(a) (b) (c) (d)

Figure.1: Extractive dividing-wall column: (a) Integration scheme, (b) Equivalent scheme, azeotropic dividing-wall column, (c) Integration scheme and (d) Equivalent scheme

  • Advance Trends in Organic Chemistry
Speaker
Biography:

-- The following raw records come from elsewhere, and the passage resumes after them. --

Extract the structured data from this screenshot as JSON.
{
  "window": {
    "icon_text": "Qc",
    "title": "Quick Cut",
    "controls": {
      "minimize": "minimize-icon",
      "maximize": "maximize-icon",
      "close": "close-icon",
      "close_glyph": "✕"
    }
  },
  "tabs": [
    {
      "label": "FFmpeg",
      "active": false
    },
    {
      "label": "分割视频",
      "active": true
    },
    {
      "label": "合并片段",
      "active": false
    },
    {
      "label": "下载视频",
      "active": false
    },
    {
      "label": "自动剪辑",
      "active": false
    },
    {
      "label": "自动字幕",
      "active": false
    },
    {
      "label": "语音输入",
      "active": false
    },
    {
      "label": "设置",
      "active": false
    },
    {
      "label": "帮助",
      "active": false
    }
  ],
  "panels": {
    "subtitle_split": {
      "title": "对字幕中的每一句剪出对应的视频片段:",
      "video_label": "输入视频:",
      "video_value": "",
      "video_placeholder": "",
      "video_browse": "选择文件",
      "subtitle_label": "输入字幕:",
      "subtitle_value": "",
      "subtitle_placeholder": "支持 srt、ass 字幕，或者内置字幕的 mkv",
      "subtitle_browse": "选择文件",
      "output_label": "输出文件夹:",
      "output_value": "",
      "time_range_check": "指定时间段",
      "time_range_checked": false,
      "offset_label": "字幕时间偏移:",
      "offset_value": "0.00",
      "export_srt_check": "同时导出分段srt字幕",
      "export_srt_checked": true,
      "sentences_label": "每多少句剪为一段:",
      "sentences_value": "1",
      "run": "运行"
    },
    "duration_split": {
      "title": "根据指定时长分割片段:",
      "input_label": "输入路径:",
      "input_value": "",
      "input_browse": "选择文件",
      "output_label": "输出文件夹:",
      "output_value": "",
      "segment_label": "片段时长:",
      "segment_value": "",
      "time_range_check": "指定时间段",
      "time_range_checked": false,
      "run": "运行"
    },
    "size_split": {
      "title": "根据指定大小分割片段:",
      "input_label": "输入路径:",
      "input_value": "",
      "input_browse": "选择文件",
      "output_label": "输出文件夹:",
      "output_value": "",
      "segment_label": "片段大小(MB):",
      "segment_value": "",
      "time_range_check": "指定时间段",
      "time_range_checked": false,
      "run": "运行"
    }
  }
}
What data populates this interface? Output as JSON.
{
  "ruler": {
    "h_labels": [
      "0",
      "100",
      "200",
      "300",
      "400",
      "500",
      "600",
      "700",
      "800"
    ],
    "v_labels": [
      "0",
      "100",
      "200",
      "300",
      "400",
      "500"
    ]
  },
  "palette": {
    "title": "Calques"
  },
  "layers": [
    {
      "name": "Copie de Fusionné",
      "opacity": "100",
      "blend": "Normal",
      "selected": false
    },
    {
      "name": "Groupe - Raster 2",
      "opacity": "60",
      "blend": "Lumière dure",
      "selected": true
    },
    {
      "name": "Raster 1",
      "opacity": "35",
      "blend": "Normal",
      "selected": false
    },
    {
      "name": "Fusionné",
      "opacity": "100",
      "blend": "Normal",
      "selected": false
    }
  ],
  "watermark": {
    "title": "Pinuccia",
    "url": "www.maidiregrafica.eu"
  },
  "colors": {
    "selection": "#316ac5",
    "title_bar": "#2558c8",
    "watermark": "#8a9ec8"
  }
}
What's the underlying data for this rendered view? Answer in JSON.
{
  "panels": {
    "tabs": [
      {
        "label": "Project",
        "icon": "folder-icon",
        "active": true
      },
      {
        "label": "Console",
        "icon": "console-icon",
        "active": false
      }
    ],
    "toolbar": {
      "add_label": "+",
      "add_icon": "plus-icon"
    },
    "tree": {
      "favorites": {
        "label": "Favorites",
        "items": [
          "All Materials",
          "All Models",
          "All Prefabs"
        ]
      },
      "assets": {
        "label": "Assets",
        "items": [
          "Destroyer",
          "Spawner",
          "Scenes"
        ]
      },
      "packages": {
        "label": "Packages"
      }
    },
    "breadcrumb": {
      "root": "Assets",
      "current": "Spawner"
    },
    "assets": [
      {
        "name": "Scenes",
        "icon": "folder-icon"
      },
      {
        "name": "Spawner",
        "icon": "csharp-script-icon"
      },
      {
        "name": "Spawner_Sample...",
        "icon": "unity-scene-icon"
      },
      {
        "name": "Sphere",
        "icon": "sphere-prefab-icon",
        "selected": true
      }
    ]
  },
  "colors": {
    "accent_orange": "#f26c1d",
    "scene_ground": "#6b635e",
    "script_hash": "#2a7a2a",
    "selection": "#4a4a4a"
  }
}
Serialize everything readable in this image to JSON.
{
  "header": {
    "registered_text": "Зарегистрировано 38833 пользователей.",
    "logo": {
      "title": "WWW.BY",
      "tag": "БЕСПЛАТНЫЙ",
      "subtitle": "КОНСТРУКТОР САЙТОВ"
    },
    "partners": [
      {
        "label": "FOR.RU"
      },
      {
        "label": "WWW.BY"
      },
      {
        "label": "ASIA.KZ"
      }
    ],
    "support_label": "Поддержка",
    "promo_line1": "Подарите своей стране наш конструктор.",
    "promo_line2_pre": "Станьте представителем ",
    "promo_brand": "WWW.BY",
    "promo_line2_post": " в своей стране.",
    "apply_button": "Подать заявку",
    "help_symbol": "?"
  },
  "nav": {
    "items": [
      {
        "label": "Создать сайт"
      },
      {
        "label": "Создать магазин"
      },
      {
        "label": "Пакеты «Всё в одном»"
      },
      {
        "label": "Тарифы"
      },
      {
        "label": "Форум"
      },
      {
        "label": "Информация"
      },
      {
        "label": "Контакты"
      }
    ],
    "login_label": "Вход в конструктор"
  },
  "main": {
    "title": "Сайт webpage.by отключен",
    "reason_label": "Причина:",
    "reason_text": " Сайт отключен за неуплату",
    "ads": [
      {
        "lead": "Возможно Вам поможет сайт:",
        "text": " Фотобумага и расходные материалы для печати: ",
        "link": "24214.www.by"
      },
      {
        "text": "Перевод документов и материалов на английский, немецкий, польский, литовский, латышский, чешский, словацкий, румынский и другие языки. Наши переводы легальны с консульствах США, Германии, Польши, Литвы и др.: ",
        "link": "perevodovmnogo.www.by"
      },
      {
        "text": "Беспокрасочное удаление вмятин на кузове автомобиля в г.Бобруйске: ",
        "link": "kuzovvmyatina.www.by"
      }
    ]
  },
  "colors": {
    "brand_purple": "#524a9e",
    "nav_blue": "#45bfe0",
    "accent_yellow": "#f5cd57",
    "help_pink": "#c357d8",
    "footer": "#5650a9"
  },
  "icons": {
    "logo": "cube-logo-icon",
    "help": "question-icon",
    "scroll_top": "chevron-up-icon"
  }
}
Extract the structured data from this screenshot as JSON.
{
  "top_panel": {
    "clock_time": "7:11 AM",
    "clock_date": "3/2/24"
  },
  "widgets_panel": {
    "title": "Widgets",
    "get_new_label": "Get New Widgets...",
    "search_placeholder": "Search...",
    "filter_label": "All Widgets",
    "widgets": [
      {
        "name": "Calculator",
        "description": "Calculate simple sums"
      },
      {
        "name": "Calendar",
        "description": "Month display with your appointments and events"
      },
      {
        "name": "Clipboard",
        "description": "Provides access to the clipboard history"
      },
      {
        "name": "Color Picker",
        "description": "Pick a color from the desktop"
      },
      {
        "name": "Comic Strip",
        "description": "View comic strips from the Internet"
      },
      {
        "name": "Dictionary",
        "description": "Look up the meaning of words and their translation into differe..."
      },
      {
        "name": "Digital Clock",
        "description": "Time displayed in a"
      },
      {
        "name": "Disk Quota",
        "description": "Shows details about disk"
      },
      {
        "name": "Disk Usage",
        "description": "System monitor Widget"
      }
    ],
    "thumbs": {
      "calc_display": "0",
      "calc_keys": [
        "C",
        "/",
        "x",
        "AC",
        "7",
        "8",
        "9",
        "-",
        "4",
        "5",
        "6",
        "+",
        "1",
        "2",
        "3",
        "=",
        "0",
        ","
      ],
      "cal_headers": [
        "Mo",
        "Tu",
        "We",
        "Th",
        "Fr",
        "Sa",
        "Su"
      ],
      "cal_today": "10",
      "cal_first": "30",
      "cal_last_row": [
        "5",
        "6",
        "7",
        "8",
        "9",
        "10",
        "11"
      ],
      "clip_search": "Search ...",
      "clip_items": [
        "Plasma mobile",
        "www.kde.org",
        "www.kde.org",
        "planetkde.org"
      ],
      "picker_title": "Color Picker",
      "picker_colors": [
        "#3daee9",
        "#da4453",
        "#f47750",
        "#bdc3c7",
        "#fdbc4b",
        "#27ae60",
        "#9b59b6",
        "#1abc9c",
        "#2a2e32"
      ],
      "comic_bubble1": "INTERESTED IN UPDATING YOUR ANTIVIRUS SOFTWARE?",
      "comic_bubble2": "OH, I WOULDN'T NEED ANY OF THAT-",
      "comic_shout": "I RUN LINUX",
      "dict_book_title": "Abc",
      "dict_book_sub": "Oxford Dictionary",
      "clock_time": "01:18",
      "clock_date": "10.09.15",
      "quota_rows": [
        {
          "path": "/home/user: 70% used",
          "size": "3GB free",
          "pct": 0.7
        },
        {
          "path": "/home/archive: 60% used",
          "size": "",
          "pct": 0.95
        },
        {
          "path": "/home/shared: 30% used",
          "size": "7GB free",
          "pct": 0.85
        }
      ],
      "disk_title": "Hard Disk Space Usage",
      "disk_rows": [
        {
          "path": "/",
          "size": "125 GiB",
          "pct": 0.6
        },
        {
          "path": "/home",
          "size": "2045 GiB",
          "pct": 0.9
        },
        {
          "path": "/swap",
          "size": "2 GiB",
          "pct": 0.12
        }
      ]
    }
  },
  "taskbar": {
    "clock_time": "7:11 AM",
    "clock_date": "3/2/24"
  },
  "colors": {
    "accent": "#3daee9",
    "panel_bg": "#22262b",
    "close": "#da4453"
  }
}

Sharad R Patil has secured BSc (Hons) and MSc from North Maharashtra University, Jalgaon, Maharashtra, India. He was admitted to Institute of Chemical Technology, Mumbai for his PhD degree in the research group of Prof. N Sekar (CCol FSDC, FMASc). He completed his PhD degree in the year 2017. Immediately thereafter he joined UTU, Bardoli as an Assistant Professor in March 2017. He has 10 research publications in peer reviewed journals. His area of research includes study of organic reaction mechanisms, synthesis of heterocycles, biosensors, and green chemistry, dye sensitized solar cells (DSSC), computational chemistry, and color chemistry, NIR-absorbing/emitting molecules, to design and synthesize multi-specialty organic molecules and conjugated macromolecules or polymers for fluorescent sensors, research and development in chemistry for sustainability.

 

Abstract:

Water mediated organic synthesis is a fascinating approach in chemistry. We have attempted catalyst free synthesis of thermally stable near infra-red (NIR) emitting quinone fused coumarins with a benzothiazole/benzimidazole acceptor in aqueous medium. The synthesis was attempted using naturally occurring 2-hydroxy-1, 4-naphthoquinone. It is an efficient and environmentally friendly approach for the diversity oriented synthesis of 5, 6-quinone fused 2-pyrone containing compounds. It is a highly productive one pot synthetic method at room temperature that avails commercially accessible materials. In addition, this method has a very short reaction time and milder reaction conditions with an easy separation process. The composition of catalyst free and room temperature condition ensure a green approach towards the excellent practice of the synthetic method. These reactions offer functional NIR emitting fused coumarin compounds extended emission to 810 nm. Structural, spectroscopic and morphological characterization of the material confirms the purity, integrity and future potential materials for high technological applications. Eventually this method gives structurally interesting compounds having optical and pharmacological significance.

  • Inorganic Materials and Nanoparticles

Session Introduction

M A Salman

Kuwait Institute for Scientific Research, Kuwait

Title: A physical treatment method as a prevention method for barium sulfate scaling
Speaker
Biography:

Abstract:

Barium sulfate (BaSO4) is a hard scaling usually precipitates on the surface of equipments in many industrial systems, as oil and gas production, desalination and cooling and boiler operation. It is a scale that is extremely resistance to both chemical and mechanical cleaning. So, BaSO4 is a problematic and expensive scaling. Although barium ions are present in most natural waters at very low concentration as low as 0.008 mg/l, it could result of scaling problems in the presence of high concentration of sulfate ion or when mixing with incompatible waters as in oil produced water. The scaling potential of BaSO4 will be investigated using seawater at the intake of seven desalination plants in Kuwait, brine water and Kuwait oil produced water. The best location in regards of barium sulfate scaling will be reported, then a physical treatment method (magnetic treatment method) will be used to control BaSO4 scaling using saturated solutions at different operating temperatures, flow velocities, feed pHs and different magnetic strength.